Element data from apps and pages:
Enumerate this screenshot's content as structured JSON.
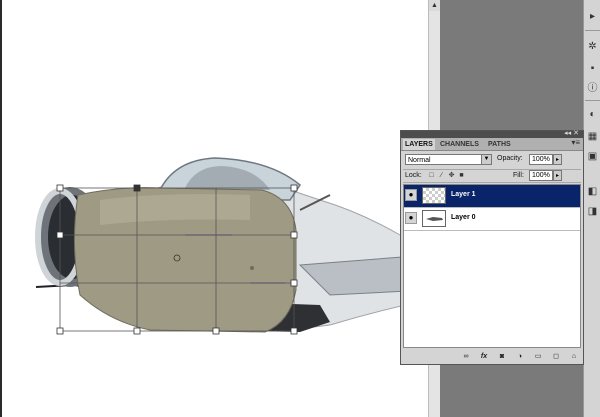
{
  "layers_panel": {
    "tabs": [
      {
        "label": "LAYERS",
        "active": true
      },
      {
        "label": "CHANNELS",
        "active": false
      },
      {
        "label": "PATHS",
        "active": false
      }
    ],
    "titlebar_controls": "◂◂ ✕",
    "menu_icon": "▾≡",
    "blend_mode": "Normal",
    "opacity_label": "Opacity:",
    "opacity_value": "100%",
    "lock_label": "Lock:",
    "fill_label": "Fill:",
    "fill_value": "100%",
    "layers": [
      {
        "name": "Layer 1",
        "selected": true,
        "thumb": "transparent"
      },
      {
        "name": "Layer 0",
        "selected": false,
        "thumb": "plane"
      }
    ],
    "bottom_icons": [
      "link-icon",
      "fx-icon",
      "mask-icon",
      "adjustment-icon",
      "group-icon",
      "new-layer-icon",
      "trash-icon"
    ],
    "fx_label": "fx"
  },
  "colors": {
    "selection": "#0a246a",
    "panel_bg": "#d4d4d4",
    "workspace": "#7a7a7a"
  }
}
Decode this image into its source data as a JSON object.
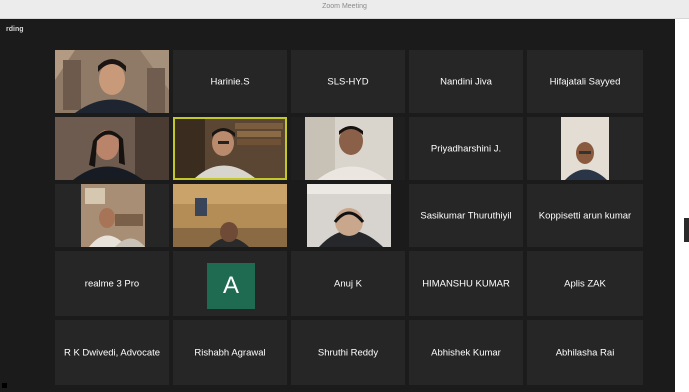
{
  "window": {
    "title": "Zoom Meeting"
  },
  "status": {
    "recording_label": "rding"
  },
  "participants": {
    "t1": "",
    "t2": "Harinie.S",
    "t3": "SLS-HYD",
    "t4": "Nandini Jiva",
    "t5": "Hifajatali Sayyed",
    "t6": "",
    "t7": "",
    "t8": "",
    "t9": "Priyadharshini J.",
    "t10": "",
    "t11": "",
    "t12": "",
    "t13": "",
    "t14": "Sasikumar Thuruthiyil",
    "t15": "Koppisetti arun kumar",
    "t16": "realme 3 Pro",
    "t17_initial": "A",
    "t18": "Anuj K",
    "t19": "HIMANSHU KUMAR",
    "t20": "Aplis ZAK",
    "t21": "R K Dwivedi, Advocate",
    "t22": "Rishabh Agrawal",
    "t23": "Shruthi Reddy",
    "t24": "Abhishek Kumar",
    "t25": "Abhilasha Rai"
  },
  "colors": {
    "active_speaker_border": "#c3c82a",
    "avatar_bg": "#1e6b52",
    "tile_bg": "#262626"
  }
}
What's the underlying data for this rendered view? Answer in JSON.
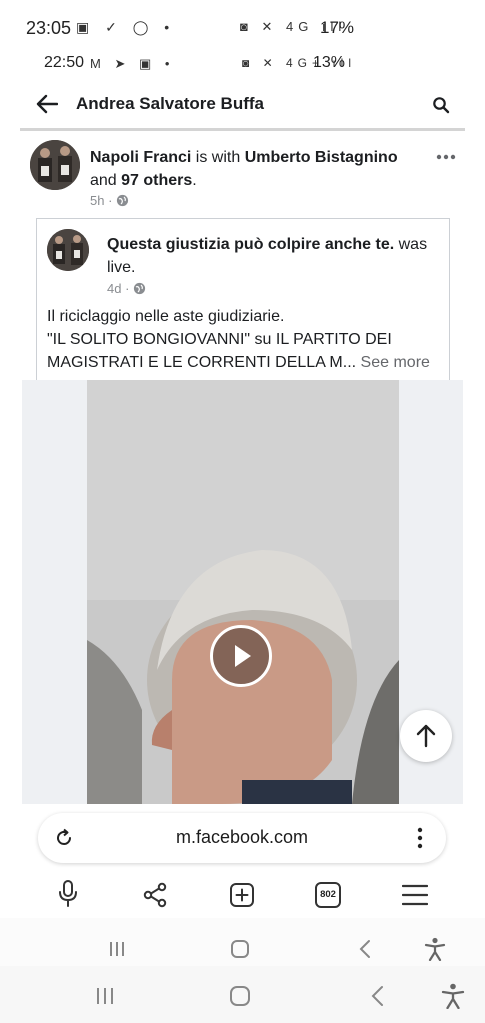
{
  "outer_status_bar": {
    "time": "23:05",
    "left_icons": "▣ ✓ ◯ •",
    "right_icons": "◙ ✕ 4G ıll",
    "battery": "17%"
  },
  "inner_status_bar": {
    "time": "22:50",
    "left_icons": "M ➤ ▣ •",
    "right_icons": "◙ ✕ 4G+ ıll",
    "battery": "13%"
  },
  "header": {
    "title": "Andrea Salvatore Buffa",
    "back_icon": "arrow-left-icon",
    "search_icon": "search-icon"
  },
  "post": {
    "author": "Napoli Franci",
    "with_text": " is with ",
    "tagged": "Umberto Bistagnino",
    "and_text": "and ",
    "others": "97 others",
    "period": ".",
    "time": "5h",
    "sep": "·",
    "more_icon": "more-horizontal-icon"
  },
  "shared": {
    "page_name": "Questa giustizia può colpire anche te.",
    "was_live": " was live.",
    "time": "4d",
    "sep": "·",
    "line1": "Il riciclaggio nelle aste giudiziarie.",
    "line2": "\"IL SOLITO BONGIOVANNI\" su IL PARTITO DEI",
    "line3": "MAGISTRATI E LE CORRENTI DELLA M...",
    "see_more": "See more"
  },
  "video": {
    "play_icon": "play-icon",
    "scroll_top_icon": "arrow-up-icon"
  },
  "browser": {
    "url": "m.facebook.com",
    "reload_icon": "reload-icon",
    "menu_icon": "more-vertical-icon",
    "tab_count": "802"
  }
}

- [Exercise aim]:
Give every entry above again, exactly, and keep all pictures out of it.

- [Task response]:
Enumerate this screenshot's content as structured JSON.
{
  "layers_panel": {
    "tabs": [
      {
        "label": "LAYERS",
        "active": true
      },
      {
        "label": "CHANNELS",
        "active": false
      },
      {
        "label": "PATHS",
        "active": false
      }
    ],
    "titlebar_controls": "◂◂ ✕",
    "menu_icon": "▾≡",
    "blend_mode": "Normal",
    "opacity_label": "Opacity:",
    "opacity_value": "100%",
    "lock_label": "Lock:",
    "fill_label": "Fill:",
    "fill_value": "100%",
    "layers": [
      {
        "name": "Layer 1",
        "selected": true,
        "thumb": "transparent"
      },
      {
        "name": "Layer 0",
        "selected": false,
        "thumb": "plane"
      }
    ],
    "bottom_icons": [
      "link-icon",
      "fx-icon",
      "mask-icon",
      "adjustment-icon",
      "group-icon",
      "new-layer-icon",
      "trash-icon"
    ],
    "fx_label": "fx"
  },
  "colors": {
    "selection": "#0a246a",
    "panel_bg": "#d4d4d4",
    "workspace": "#7a7a7a"
  }
}
Decode this image into its source data as a JSON object.
{
  "window": {
    "title": "Zoom Meeting"
  },
  "status": {
    "recording_label": "rding"
  },
  "participants": {
    "t1": "",
    "t2": "Harinie.S",
    "t3": "SLS-HYD",
    "t4": "Nandini Jiva",
    "t5": "Hifajatali Sayyed",
    "t6": "",
    "t7": "",
    "t8": "",
    "t9": "Priyadharshini J.",
    "t10": "",
    "t11": "",
    "t12": "",
    "t13": "",
    "t14": "Sasikumar Thuruthiyil",
    "t15": "Koppisetti arun kumar",
    "t16": "realme 3 Pro",
    "t17_initial": "A",
    "t18": "Anuj K",
    "t19": "HIMANSHU KUMAR",
    "t20": "Aplis ZAK",
    "t21": "R K Dwivedi, Advocate",
    "t22": "Rishabh Agrawal",
    "t23": "Shruthi Reddy",
    "t24": "Abhishek Kumar",
    "t25": "Abhilasha Rai"
  },
  "colors": {
    "active_speaker_border": "#c3c82a",
    "avatar_bg": "#1e6b52",
    "tile_bg": "#262626"
  }
}
What's the underlying data for this rendered view? Answer in JSON.
{
  "outer_status_bar": {
    "time": "23:05",
    "left_icons": "▣ ✓ ◯ •",
    "right_icons": "◙ ✕ 4G ıll",
    "battery": "17%"
  },
  "inner_status_bar": {
    "time": "22:50",
    "left_icons": "M ➤ ▣ •",
    "right_icons": "◙ ✕ 4G+ ıll",
    "battery": "13%"
  },
  "header": {
    "title": "Andrea Salvatore Buffa",
    "back_icon": "arrow-left-icon",
    "search_icon": "search-icon"
  },
  "post": {
    "author": "Napoli Franci",
    "with_text": " is with ",
    "tagged": "Umberto Bistagnino",
    "and_text": "and ",
    "others": "97 others",
    "period": ".",
    "time": "5h",
    "sep": "·",
    "more_icon": "more-horizontal-icon"
  },
  "shared": {
    "page_name": "Questa giustizia può colpire anche te.",
    "was_live": " was live.",
    "time": "4d",
    "sep": "·",
    "line1": "Il riciclaggio nelle aste giudiziarie.",
    "line2": "\"IL SOLITO BONGIOVANNI\" su IL PARTITO DEI",
    "line3": "MAGISTRATI E LE CORRENTI DELLA M...",
    "see_more": "See more"
  },
  "video": {
    "play_icon": "play-icon",
    "scroll_top_icon": "arrow-up-icon"
  },
  "browser": {
    "url": "m.facebook.com",
    "reload_icon": "reload-icon",
    "menu_icon": "more-vertical-icon",
    "tab_count": "802"
  }
}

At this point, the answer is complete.